The rate of severe morbidity (Clavien ≥ III) associated with the DP-CAR is close to 50%, and the mortality rate ranges between 2% and 17% (mean 6.7%) [6, 7]. Pancreatic fistula, delayed gastric emptying, and vascularization problems of the liver (6%) and stomach (13%) after DPCAR are the most important causes of morbidity and mortality [5, 6]. With regard to ischemic complications, many authors do not take any preoperative measures to ensure arterial flow after DP-CAR, trusting that the collaterals between the SMA and the hepatic artery through the pancreatoduodenal arcades will be sufficient. But if a null or weak pulse is observed intraoperatively, certain technical options are available to avoid or reduce ischemia (especially hepatic ischemia), such as anastomosing the stump of the common hepatic artery and the aorta, or if there is a long distance between them, implanting a graft. These procedures are carried out in only 10% of DP-CAR (4.7).
Preoperative performance of some type of embolization of the common hepatic artery in order to reduce ischemiarelated complications is a practice that is gradually spreading. The procedure may involve the use of microcoils (safe and feasible but technically demanding), or other Amplatzer-type endovascular devices [2, 5, 6, 7, 8, 9]. These devices appear to reduce the possibility of migration, and are able to perform the occlusion on their own . An additional advantage of preoperative embolization is that the angiogram performed during the procedure provides a preview of the post-surgery vascularization, confirming the existence of a connection between the SMA and the hepatic artery by the pancreatoduodenal arcades; in our case, this enabled us to perform the embolization of the pancreatic artery, which substantially increased the hepatic flow. There is currently no consensus on the appropriate time interval between embolization and pancreatic surgery. For greater safety, like other authors we prefer to perform an intraoperative ultrasound control after resection to confirm the existence of sufficient liver flow [3, 6]. The 5-year survival of DP-CAR ranges between 0 and 42% ; in the single-center series of Nakamura (80 cases) it was 32.7%, with a median of 31 months . The best results are obtained in patients with previous chemotherapy and with negative surgical margins .
In conclusion, DP-CAR in combination with multivisceral resection is a complex technique with high morbidity but it may improve survival in much selected patients-
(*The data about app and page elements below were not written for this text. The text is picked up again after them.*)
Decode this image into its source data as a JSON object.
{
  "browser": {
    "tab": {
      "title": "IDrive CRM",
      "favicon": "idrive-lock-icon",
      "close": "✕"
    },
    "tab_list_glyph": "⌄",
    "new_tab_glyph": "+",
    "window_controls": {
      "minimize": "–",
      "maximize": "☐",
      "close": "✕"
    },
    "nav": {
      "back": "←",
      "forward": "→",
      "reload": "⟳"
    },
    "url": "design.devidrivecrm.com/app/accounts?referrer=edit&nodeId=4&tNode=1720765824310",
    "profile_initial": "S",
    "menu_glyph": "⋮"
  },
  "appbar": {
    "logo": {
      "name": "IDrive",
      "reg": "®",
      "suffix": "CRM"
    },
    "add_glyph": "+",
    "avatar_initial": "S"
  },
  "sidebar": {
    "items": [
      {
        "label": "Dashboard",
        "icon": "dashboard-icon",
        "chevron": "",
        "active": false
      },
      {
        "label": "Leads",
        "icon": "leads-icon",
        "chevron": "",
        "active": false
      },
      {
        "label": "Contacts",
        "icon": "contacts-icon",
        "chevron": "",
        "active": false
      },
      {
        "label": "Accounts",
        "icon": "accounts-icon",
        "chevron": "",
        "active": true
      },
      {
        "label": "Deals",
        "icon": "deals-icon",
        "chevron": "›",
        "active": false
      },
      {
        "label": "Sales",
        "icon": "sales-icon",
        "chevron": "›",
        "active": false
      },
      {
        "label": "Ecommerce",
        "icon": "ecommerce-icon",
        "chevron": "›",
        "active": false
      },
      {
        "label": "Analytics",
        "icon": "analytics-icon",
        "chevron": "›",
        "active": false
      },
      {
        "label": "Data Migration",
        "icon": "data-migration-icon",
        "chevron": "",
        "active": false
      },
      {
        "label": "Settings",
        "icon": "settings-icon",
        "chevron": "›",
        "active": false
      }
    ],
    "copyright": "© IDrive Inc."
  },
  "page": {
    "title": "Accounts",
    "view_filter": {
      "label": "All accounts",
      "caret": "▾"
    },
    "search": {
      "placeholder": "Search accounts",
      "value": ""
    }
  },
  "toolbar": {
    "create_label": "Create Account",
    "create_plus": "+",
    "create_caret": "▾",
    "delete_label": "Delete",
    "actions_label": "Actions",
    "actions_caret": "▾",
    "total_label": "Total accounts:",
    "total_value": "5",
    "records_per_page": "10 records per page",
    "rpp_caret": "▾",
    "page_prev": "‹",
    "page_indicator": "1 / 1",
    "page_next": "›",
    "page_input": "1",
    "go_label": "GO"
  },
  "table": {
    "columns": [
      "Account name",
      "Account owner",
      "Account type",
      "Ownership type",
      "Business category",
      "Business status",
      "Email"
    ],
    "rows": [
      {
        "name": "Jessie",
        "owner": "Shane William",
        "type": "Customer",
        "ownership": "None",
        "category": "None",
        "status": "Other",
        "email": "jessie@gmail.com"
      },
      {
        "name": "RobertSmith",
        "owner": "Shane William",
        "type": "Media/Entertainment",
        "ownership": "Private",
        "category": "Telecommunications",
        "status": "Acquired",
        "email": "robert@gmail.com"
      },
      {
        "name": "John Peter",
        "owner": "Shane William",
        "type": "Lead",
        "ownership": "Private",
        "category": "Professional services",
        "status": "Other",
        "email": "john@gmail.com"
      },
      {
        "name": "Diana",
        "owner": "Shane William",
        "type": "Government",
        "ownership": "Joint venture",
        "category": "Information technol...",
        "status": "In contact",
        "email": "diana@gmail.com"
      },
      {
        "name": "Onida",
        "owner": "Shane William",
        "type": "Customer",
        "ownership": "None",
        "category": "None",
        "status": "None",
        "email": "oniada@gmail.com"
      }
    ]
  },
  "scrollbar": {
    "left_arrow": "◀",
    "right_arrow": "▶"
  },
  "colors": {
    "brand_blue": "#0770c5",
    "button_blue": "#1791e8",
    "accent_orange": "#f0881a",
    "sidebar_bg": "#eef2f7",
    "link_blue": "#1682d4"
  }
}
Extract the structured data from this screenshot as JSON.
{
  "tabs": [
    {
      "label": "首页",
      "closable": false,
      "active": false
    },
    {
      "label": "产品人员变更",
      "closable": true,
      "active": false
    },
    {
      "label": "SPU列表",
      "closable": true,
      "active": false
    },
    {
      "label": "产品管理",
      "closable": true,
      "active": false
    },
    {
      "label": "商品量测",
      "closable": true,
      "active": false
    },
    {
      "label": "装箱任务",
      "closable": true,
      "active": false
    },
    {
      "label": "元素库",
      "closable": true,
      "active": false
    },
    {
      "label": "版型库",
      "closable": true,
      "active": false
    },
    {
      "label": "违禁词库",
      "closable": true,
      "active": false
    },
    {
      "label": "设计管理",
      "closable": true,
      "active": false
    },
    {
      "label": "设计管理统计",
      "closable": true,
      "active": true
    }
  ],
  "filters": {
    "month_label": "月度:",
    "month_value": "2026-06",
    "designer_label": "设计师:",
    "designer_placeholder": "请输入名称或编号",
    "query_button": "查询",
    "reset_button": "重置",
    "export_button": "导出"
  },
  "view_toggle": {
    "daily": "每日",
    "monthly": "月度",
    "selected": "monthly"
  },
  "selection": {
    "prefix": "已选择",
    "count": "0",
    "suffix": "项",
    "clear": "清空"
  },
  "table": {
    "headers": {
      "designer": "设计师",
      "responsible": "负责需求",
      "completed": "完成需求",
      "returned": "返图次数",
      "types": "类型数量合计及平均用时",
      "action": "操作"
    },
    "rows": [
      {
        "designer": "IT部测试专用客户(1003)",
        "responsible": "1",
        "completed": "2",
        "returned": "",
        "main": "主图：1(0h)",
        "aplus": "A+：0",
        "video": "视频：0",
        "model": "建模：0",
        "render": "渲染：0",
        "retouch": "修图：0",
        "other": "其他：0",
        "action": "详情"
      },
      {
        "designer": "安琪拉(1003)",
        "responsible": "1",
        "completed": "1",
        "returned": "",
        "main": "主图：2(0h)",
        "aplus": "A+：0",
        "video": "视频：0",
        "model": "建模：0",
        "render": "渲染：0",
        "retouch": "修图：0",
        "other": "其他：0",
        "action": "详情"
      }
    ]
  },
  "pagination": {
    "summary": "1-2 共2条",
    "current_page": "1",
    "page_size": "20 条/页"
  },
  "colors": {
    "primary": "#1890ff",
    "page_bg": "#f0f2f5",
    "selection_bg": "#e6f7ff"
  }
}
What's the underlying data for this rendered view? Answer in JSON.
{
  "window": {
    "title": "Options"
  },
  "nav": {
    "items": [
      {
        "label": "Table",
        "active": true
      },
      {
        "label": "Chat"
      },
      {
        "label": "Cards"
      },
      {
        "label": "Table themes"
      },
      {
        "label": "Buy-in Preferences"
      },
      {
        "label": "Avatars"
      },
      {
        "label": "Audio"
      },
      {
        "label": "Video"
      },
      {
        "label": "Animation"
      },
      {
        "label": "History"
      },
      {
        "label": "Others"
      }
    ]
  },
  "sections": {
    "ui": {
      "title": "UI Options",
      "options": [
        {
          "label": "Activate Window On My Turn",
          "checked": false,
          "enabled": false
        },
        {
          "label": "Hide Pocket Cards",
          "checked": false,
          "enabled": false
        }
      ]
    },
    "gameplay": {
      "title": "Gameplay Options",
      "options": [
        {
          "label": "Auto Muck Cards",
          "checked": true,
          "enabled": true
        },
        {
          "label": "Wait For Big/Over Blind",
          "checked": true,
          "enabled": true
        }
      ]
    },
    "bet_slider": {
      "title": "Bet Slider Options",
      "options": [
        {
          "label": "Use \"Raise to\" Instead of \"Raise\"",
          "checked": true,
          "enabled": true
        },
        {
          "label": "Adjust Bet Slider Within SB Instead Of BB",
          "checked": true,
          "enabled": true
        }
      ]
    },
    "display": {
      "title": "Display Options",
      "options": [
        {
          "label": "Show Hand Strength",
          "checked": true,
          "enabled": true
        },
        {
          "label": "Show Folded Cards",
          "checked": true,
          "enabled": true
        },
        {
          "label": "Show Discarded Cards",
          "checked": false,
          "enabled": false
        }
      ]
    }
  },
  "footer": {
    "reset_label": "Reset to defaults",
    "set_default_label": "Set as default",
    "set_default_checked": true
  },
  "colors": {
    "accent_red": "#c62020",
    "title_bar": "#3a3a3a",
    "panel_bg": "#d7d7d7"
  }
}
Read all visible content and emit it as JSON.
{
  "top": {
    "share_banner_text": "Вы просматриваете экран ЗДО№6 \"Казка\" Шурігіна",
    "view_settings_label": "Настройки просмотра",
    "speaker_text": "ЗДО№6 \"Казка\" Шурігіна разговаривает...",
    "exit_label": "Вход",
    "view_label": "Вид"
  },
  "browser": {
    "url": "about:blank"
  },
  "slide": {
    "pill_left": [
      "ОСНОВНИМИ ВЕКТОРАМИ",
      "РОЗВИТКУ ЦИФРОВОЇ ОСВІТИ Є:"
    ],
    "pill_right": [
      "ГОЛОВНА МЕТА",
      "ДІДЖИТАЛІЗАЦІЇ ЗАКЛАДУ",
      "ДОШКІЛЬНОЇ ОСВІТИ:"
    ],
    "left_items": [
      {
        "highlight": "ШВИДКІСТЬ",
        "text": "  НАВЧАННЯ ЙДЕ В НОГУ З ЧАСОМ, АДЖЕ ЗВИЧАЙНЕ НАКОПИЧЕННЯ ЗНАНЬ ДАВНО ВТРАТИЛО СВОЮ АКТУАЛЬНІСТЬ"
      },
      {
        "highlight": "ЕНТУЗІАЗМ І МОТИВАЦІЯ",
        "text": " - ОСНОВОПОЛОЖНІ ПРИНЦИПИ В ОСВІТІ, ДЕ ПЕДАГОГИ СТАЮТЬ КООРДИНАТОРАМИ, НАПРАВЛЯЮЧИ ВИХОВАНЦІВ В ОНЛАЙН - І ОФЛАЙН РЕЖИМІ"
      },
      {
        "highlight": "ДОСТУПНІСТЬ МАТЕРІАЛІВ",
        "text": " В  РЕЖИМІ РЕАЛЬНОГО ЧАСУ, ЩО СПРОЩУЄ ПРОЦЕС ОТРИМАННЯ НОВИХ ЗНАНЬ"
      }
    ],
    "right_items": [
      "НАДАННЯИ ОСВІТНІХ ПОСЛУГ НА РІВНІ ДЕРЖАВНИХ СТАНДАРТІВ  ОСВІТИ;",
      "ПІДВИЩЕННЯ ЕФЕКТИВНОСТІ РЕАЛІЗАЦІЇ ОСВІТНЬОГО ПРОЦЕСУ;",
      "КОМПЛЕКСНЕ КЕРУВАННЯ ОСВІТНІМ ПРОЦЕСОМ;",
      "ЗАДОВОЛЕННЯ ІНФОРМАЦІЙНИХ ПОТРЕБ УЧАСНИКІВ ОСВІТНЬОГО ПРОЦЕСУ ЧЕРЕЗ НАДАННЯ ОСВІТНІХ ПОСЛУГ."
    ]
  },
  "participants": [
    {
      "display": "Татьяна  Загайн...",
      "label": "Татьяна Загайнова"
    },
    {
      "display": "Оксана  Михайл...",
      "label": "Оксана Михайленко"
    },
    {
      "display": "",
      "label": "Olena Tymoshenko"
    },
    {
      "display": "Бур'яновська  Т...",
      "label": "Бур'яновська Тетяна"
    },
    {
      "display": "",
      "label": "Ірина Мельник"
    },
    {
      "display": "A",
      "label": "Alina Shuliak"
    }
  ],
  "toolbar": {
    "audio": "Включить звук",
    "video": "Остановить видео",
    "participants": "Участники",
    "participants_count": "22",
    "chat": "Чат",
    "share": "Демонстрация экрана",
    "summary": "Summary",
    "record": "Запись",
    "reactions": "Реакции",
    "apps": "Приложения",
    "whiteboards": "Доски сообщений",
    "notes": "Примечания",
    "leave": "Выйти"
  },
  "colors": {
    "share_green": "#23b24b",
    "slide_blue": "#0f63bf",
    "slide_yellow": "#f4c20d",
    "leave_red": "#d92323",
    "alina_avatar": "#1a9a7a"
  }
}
Notable technical/therapeutic features of the procedure are:
1. Chemotherapy prior to surgery and checking the progression of the disease.
2. Preoperative vascular radiological study with 3D reconstruction.
3. Embolization of the common hepatic artery with occlusion device. There is no agreement on the time needed between embolization and surgery.
4. The technique described: SMA visualization, en bloc technique
5. Performing an R0 should be the main objective of the surgical procedure
6. Intraoperative Doppler ultrasound of the hepatic artery proper after celiac trunk resection.
7. A strict follow up looking for a relapse is mandatory
The authors declare no competing interest.